Guest Column | David Osterberg
Even with inflation running at 8.5 percent, the Legislature is spending its final weeks of session quibbling over whether to increase the state budget by somewhere around 1 percent or 2 percent.
Because of inflation, either outcome represents a cut in state services in real terms — even though the state is sitting on a substantial surplus available to adopt creative, strategic ideas to meet real needs.
The exact differences between the House and Senate plans are hard to pinpoint because Senate leaders are keeping their priorities for public dollars outside of public view. While the House has passed its budget bills, the Senate has passed none, nor even disclosed its budget targets. Negotiations are happening behind closed doors.
But Senate Majority Leader Jack Whitver, R-Ankeny, did recently indicate publicly that the difference between the two houses is $70 million. That amounts to not quite 1 percent of the current year budget, with the House at about $8.27 billion and the Senate and governor just under $8.2 billion.
That they’re sparring over that relatively small difference in an $8 billion budget while sitting on a nearly $2 billion surplus — driven by federal pandemic aid — only emphasizes that their argument is over how little they can do.
And their current budget debates are on top of destructive choices they have already made. Earlier this session, the Legislature passed the biggest tax cut in history, giving the benefits overwhelmingly to the richest Iowans. The impacts start immediately, and grow fast.
Either new budget proposal will starve services — schools, public health and safety, human services and environmental protection — that make Iowa a good place to live, work and raise a family.
With even a comparatively small increase — let’s take the $70 million range they’re fighting about — lawmakers could address important needs and assure at least some improvements in health and prosperity for the long term. It would not be enough, but would be a start.
• $1 million to keep housing at state parks for rangers to live on site and oversee parks’ care, maintenance and safety.
• $4 million to boost child care subsidies from 145 percent to 150 percent of the poverty line so 855 more Iowa children can attend quality child care while their parents work.
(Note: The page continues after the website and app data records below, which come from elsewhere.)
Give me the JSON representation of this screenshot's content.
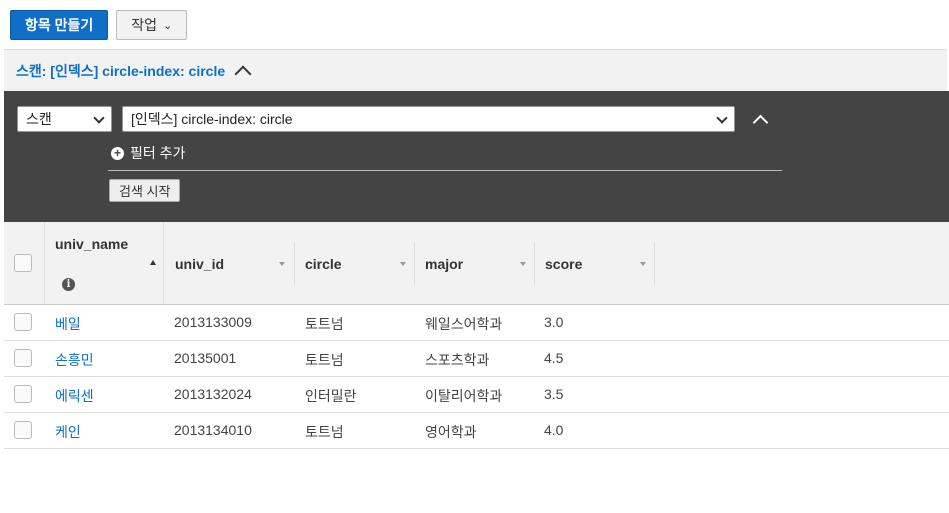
{
  "toolbar": {
    "create_label": "항목 만들기",
    "actions_label": "작업"
  },
  "section": {
    "title": "스캔: [인덱스] circle-index: circle"
  },
  "filter": {
    "mode_value": "스캔",
    "index_value": "[인덱스] circle-index: circle",
    "add_filter_label": "필터 추가",
    "search_label": "검색 시작"
  },
  "table": {
    "columns": [
      "univ_name",
      "univ_id",
      "circle",
      "major",
      "score"
    ],
    "rows": [
      {
        "univ_name": "베일",
        "univ_id": "2013133009",
        "circle": "토트넘",
        "major": "웨일스어학과",
        "score": "3.0"
      },
      {
        "univ_name": "손흥민",
        "univ_id": "20135001",
        "circle": "토트넘",
        "major": "스포츠학과",
        "score": "4.5"
      },
      {
        "univ_name": "에릭센",
        "univ_id": "2013132024",
        "circle": "인터밀란",
        "major": "이탈리어학과",
        "score": "3.5"
      },
      {
        "univ_name": "케인",
        "univ_id": "2013134010",
        "circle": "토트넘",
        "major": "영어학과",
        "score": "4.0"
      }
    ]
  },
  "colors": {
    "accent": "#0f6fc6",
    "panel": "#444444"
  },
  "icons": {
    "actions": "chevron-down-icon",
    "collapse": "chevron-up-icon",
    "add": "plus-circle-icon",
    "info": "info-icon"
  }
}
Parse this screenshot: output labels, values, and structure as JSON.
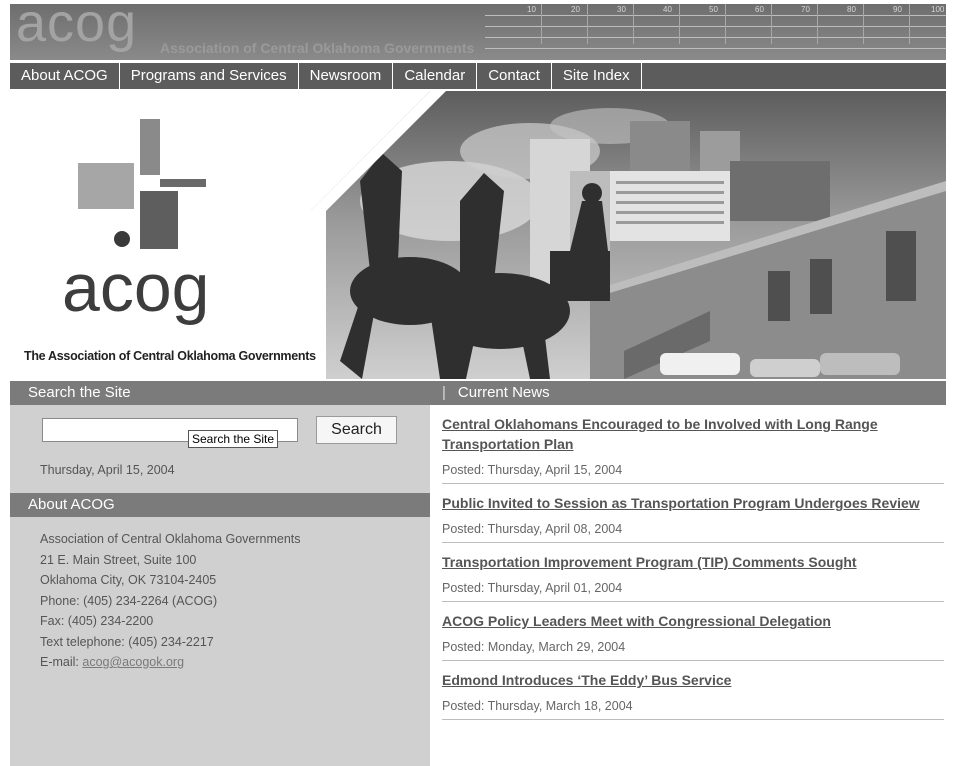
{
  "header": {
    "logo_text": "acog",
    "org_name": "Association of Central Oklahoma Governments",
    "ruler_marks": [
      "10",
      "20",
      "30",
      "40",
      "50",
      "60",
      "70",
      "80",
      "90",
      "100"
    ]
  },
  "nav": {
    "items": [
      "About ACOG",
      "Programs and Services",
      "Newsroom",
      "Calendar",
      "Contact",
      "Site Index"
    ]
  },
  "hero": {
    "logo_word": "acog",
    "tagline": "The Association of Central Oklahoma Governments"
  },
  "search": {
    "heading": "Search the Site",
    "input_value": "",
    "tooltip": "Search the Site",
    "button_label": "Search",
    "date": "Thursday, April 15, 2004"
  },
  "about": {
    "heading": "About ACOG",
    "lines": [
      "Association of Central Oklahoma Governments",
      "21 E. Main Street, Suite 100",
      "Oklahoma City, OK 73104-2405",
      "Phone: (405) 234-2264 (ACOG)",
      "Fax: (405) 234-2200",
      "Text telephone: (405) 234-2217"
    ],
    "email_label": "E-mail:",
    "email": "acog@acogok.org"
  },
  "news": {
    "heading": "Current News",
    "items": [
      {
        "title": "Central Oklahomans Encouraged to be Involved with Long Range Transportation Plan",
        "posted": "Posted: Thursday, April 15, 2004"
      },
      {
        "title": "Public Invited to Session as Transportation Program Undergoes Review",
        "posted": "Posted: Thursday, April 08, 2004"
      },
      {
        "title": "Transportation Improvement Program (TIP) Comments Sought",
        "posted": "Posted: Thursday, April 01, 2004"
      },
      {
        "title": "ACOG Policy Leaders Meet with Congressional Delegation",
        "posted": "Posted: Monday, March 29, 2004"
      },
      {
        "title": "Edmond Introduces ‘The Eddy’ Bus Service",
        "posted": "Posted: Thursday, March 18, 2004"
      }
    ]
  }
}
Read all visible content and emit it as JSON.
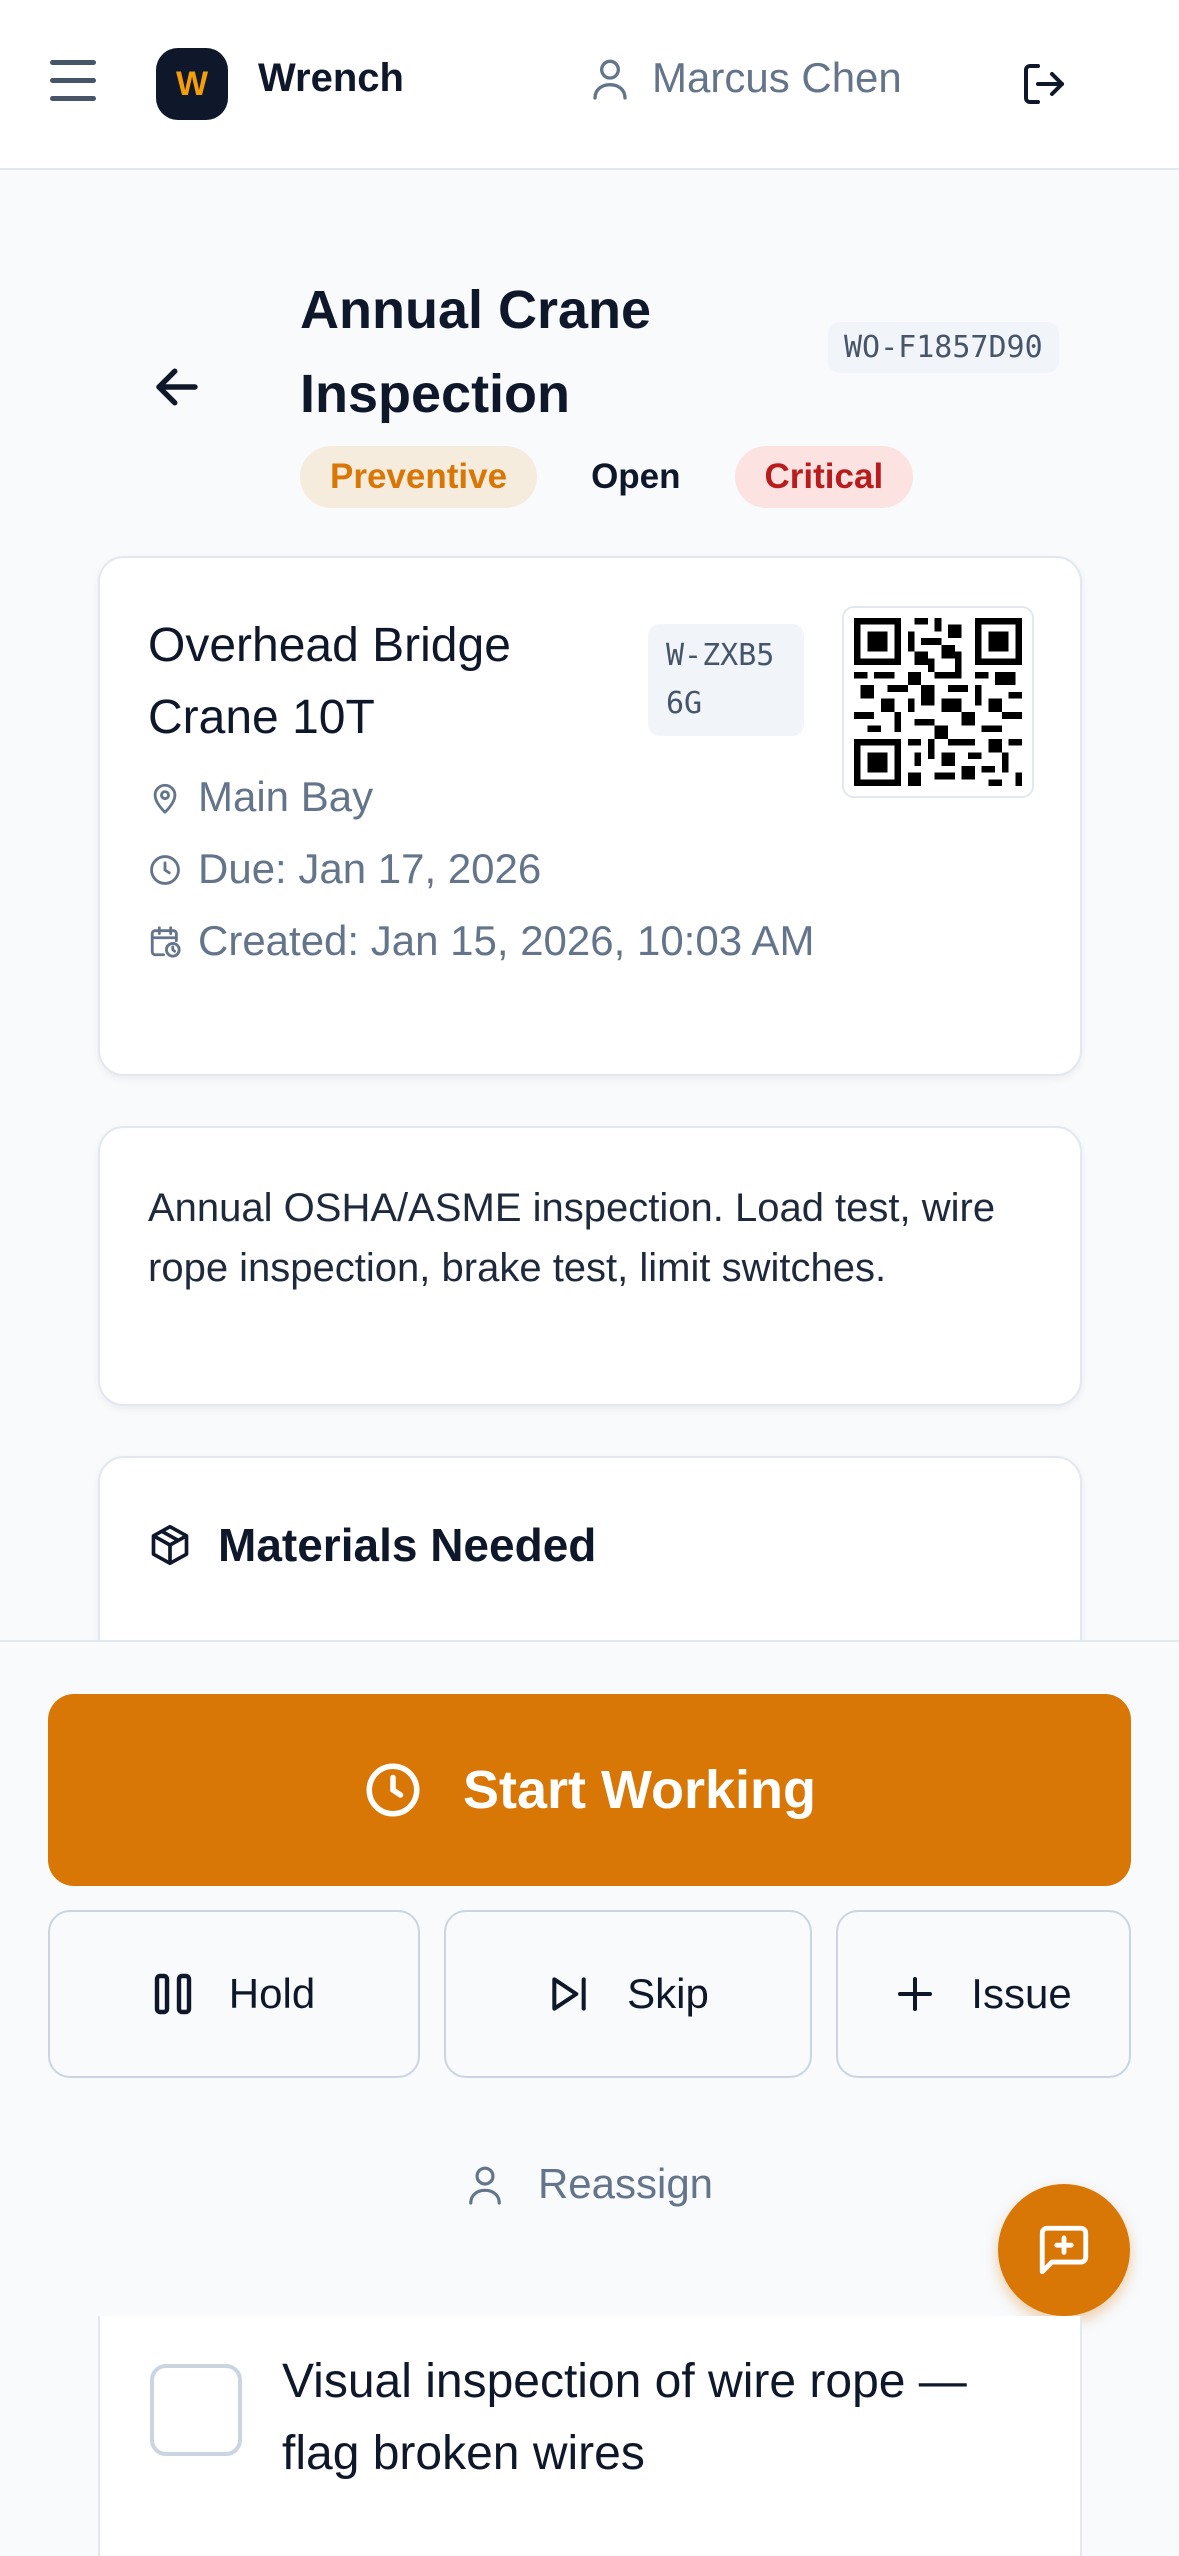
{
  "app": {
    "name": "Wrench",
    "logo_letter": "W",
    "accent": "#d97706"
  },
  "header": {
    "user_name": "Marcus Chen"
  },
  "work_order": {
    "title": "Annual Crane Inspection",
    "id": "WO-F1857D90",
    "badges": {
      "type": "Preventive",
      "status": "Open",
      "priority": "Critical"
    }
  },
  "asset": {
    "name": "Overhead Bridge Crane 10T",
    "id": "W-ZXB56G",
    "location": "Main Bay",
    "due": "Due: Jan 17, 2026",
    "created": "Created: Jan 15, 2026, 10:03 AM"
  },
  "description": "Annual OSHA/ASME inspection. Load test, wire rope inspection, brake test, limit switches.",
  "materials": {
    "heading": "Materials Needed"
  },
  "actions": {
    "start": "Start Working",
    "hold": "Hold",
    "skip": "Skip",
    "issue": "Issue",
    "reassign": "Reassign"
  },
  "checklist": {
    "items": [
      {
        "label": "Visual inspection of wire rope — flag broken wires",
        "checked": false
      }
    ]
  },
  "icons": {
    "menu": "menu-icon",
    "user": "user-icon",
    "logout": "logout-icon",
    "back": "arrow-left-icon",
    "location": "map-pin-icon",
    "due": "clock-icon",
    "created": "calendar-clock-icon",
    "materials": "package-icon",
    "start": "clock-icon",
    "hold": "pause-icon",
    "skip": "skip-forward-icon",
    "issue": "plus-icon",
    "reassign": "user-icon",
    "fab": "message-plus-icon"
  }
}
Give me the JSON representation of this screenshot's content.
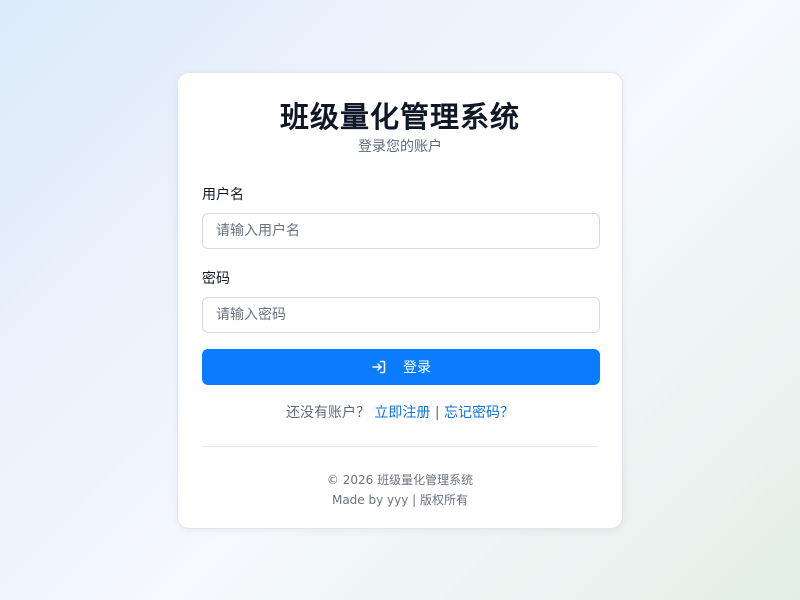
{
  "app": {
    "title": "班级量化管理系统",
    "subtitle": "登录您的账户"
  },
  "form": {
    "username": {
      "label": "用户名",
      "placeholder": "请输入用户名",
      "value": ""
    },
    "password": {
      "label": "密码",
      "placeholder": "请输入密码",
      "value": ""
    },
    "login_button": {
      "label": "登录",
      "icon": "login-icon"
    }
  },
  "links": {
    "no_account_text": "还没有账户？",
    "register": "立即注册",
    "separator": "|",
    "forgot": "忘记密码？"
  },
  "footer": {
    "copyright": "© 2026 班级量化管理系统",
    "made_by": "Made by yyy | 版权所有"
  },
  "colors": {
    "primary": "#0a7cff",
    "link": "#0a72e0",
    "title": "#101828"
  }
}
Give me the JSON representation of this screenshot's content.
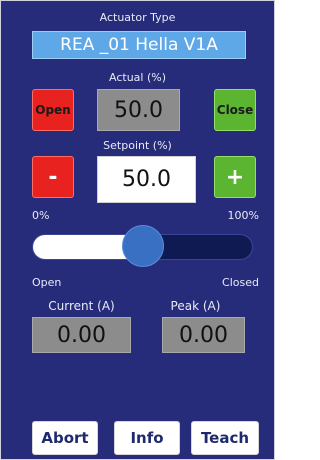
{
  "actuator": {
    "label": "Actuator Type",
    "value": "REA _01 Hella V1A"
  },
  "actual": {
    "label": "Actual (%)",
    "value": "50.0"
  },
  "setpoint": {
    "label": "Setpoint (%)",
    "value": "50.0",
    "min_label": "0%",
    "max_label": "100%"
  },
  "buttons": {
    "open": "Open",
    "close": "Close",
    "minus": "-",
    "plus": "+"
  },
  "slider": {
    "value_fraction": 0.5,
    "left_label": "Open",
    "right_label": "Closed"
  },
  "current": {
    "label": "Current (A)",
    "value": "0.00"
  },
  "peak": {
    "label": "Peak (A)",
    "value": "0.00"
  },
  "footer": {
    "abort": "Abort",
    "info": "Info",
    "teach": "Teach"
  },
  "colors": {
    "background": "#262c7a",
    "field_blue": "#5fa8e8",
    "red": "#e8231f",
    "green": "#5bb531",
    "readout_grey": "#8c8c8c",
    "slider_thumb": "#3a70c4"
  }
}
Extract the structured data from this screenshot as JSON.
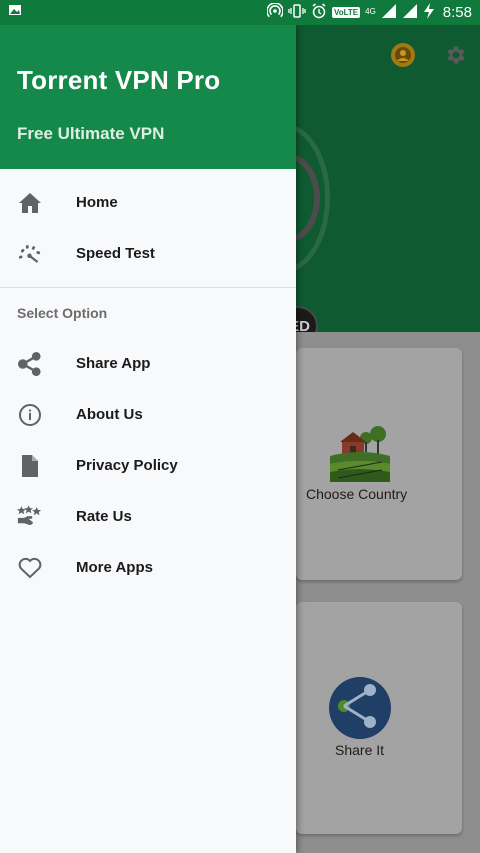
{
  "status_bar": {
    "time": "8:58",
    "network_badge": "VoLTE",
    "network_type": "4G",
    "icons": [
      "image-notification-icon",
      "hotspot-icon",
      "vibrate-icon",
      "alarm-icon",
      "signal-icon",
      "signal-icon",
      "charging-icon"
    ]
  },
  "drawer": {
    "title": "Torrent VPN Pro",
    "subtitle": "Free Ultimate VPN",
    "primary_items": [
      {
        "label": "Home",
        "icon": "home-icon"
      },
      {
        "label": "Speed Test",
        "icon": "speedometer-icon"
      }
    ],
    "section_title": "Select Option",
    "option_items": [
      {
        "label": "Share App",
        "icon": "share-icon"
      },
      {
        "label": "About Us",
        "icon": "info-icon"
      },
      {
        "label": "Privacy Policy",
        "icon": "document-icon"
      },
      {
        "label": "Rate Us",
        "icon": "rate-stars-icon"
      },
      {
        "label": "More Apps",
        "icon": "heart-icon"
      }
    ]
  },
  "background": {
    "connection_label": "ED",
    "cards": [
      {
        "label": "Choose Country",
        "icon": "farm-landscape-icon"
      },
      {
        "label": "Share It",
        "icon": "share-circle-icon"
      }
    ],
    "top_icons": [
      "avatar-icon",
      "gear-icon"
    ]
  },
  "colors": {
    "status_bar": "#0f7a3c",
    "drawer_header": "#14894a",
    "drawer_bg": "#f8f9fb",
    "scrim_dim": "#0f5a30"
  }
}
• $5.5 million to extend Medicaid eligibility for pregnant people from 60 days to 12 months postpartum to assure continuity of care for new parents as they recover and navigate parenting and work.
• $40 million to start bringing school funding in line with what it was a decade ago.
That would leave another $20 million available for other priorities that otherwise are certain to be left out of either the House or Senate budget, or a compromise.
Whenever and however the Legislature gets itself unstuck, it’s already clear lawmakers have shortchanged the citizens of Iowa. But maybe something can be salvaged.
David Osterberg of Mount Vernon is senior researcher at Common Good Iowa, a nonpartisan policy research and advocacy organization. He served six terms in the Iowa House of Representatives from 1983-94. firstname.lastname@example.org.